The Registrar of the Mpumalanga High Court was also directed to send a copy of the judgment in the Dr JS Moroka Municipality Matter to the Directors of the Mpumalanga and Gauteng Legal Practice Councils for the purposes of investigation of the conduct of the legal practitioners for unprofessional conduct.

We highlight that due to the extraordinary nature of the judgment, on 7 April 2020, two of the affected legal practitioners launched an application for leave to appeal the judgment by Brauckmann AJ directly to the Supreme Court of Appeal of South Africa (the second highest Court in South Africa) on, among others, the basis that Brauckmann AJ–
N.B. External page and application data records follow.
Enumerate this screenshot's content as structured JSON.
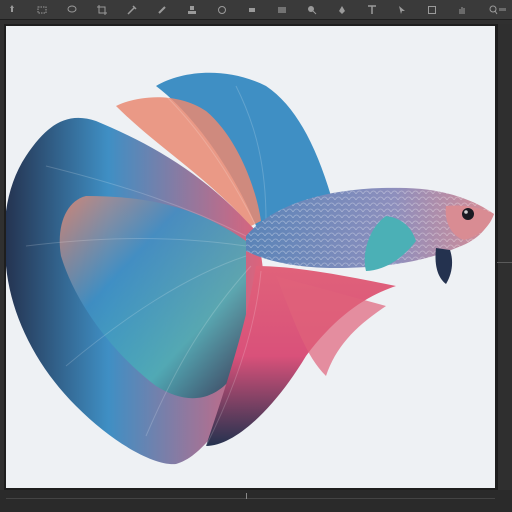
{
  "toolbar": {
    "tools": [
      {
        "icon": "move-tool-icon"
      },
      {
        "icon": "marquee-tool-icon"
      },
      {
        "icon": "lasso-tool-icon"
      },
      {
        "icon": "crop-tool-icon"
      },
      {
        "icon": "eyedropper-tool-icon"
      },
      {
        "icon": "brush-tool-icon"
      },
      {
        "icon": "stamp-tool-icon"
      },
      {
        "icon": "history-brush-icon"
      },
      {
        "icon": "eraser-tool-icon"
      },
      {
        "icon": "gradient-tool-icon"
      },
      {
        "icon": "dodge-tool-icon"
      },
      {
        "icon": "pen-tool-icon"
      },
      {
        "icon": "type-tool-icon"
      },
      {
        "icon": "path-select-icon"
      },
      {
        "icon": "shape-tool-icon"
      },
      {
        "icon": "hand-tool-icon"
      },
      {
        "icon": "zoom-tool-icon"
      }
    ]
  },
  "canvas": {
    "image": "betta-fish-illustration",
    "background_color": "#eef1f4"
  },
  "colors": {
    "fin_blue": "#3f8fc4",
    "fin_teal": "#4bb0b6",
    "fin_pink": "#e0627a",
    "fin_coral": "#e98a72",
    "fin_navy": "#24324f",
    "body_blue": "#5a84b8",
    "body_pink": "#d98c93"
  }
}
  • Failed to afford them [the legal practitioners] a hearing before making an adverse finding and orders against them thus breaching their basic constitutional right to a fair trial and the simple tenet of natural justice.“; [Emphasis added];
  • Defamed the legal practitioners, “acted in bad faith, and in breach of his judicial oath of office“;
  • He solely intended to damage the applicants and ruin their reputation as advocate and attorney respectively and as officers of the Court.” [Emphasis added];
  • Delivered a judgment which attacked the integrity of the applicants and other practitioners when he was not called upon to do so, and when none of the issues and findings made by him were argued before him.”;
  • Impugned the integrity and reputation of the applicants [the legal practitioners] and other legal practitioners without any legal and factual basis.”; [Emphasis added]
  • …[W]as malicious in making the findings against the applicants as there was not single evidence before him to make such findings.”; [Emphasis added]
  • Failed to understand the basic principles of the law, and had no appreciation of the legal procedure and substantive law as evidenced by his findings.”; [Emphasis added] and
  • Demonstrated exceptional levels of incompetence and irrationality in the legal conclusions he reached in respect of the applicants, other legal practitioners and a flawed interpretation of the regulations.” [Emphasis added]

What does this mean for me?

The following are practical lessons from the Dr JS Moroka Municipality Matter for companies rendering essential services during the Lockdown Period–

  • each company must understand the full parameters of the Lockdown Directives and how they affect its business; 
  • if a company is involved in the provision of essential services or essential goods, that company must procure that it and its employees have all the necessary permits; 
  • those companies who contravene the Lockdown Regulations, including, without limitation, through registering as essential service providers when they are not, will face the full wrath of the judicial officers if caught;
  • the multiplicity of documents and related amendments regulating the Lockdown Period and the lack of clarity in the drafting of these documents will not excuse non-compliance; companies must seek legal advice; and 
  • there is acknowledgment that the Lockdown Period is disrupting the normal operation of businesses; however, this is not an excuse for non-compliance with the Lockdown Regulations which serve the public interest.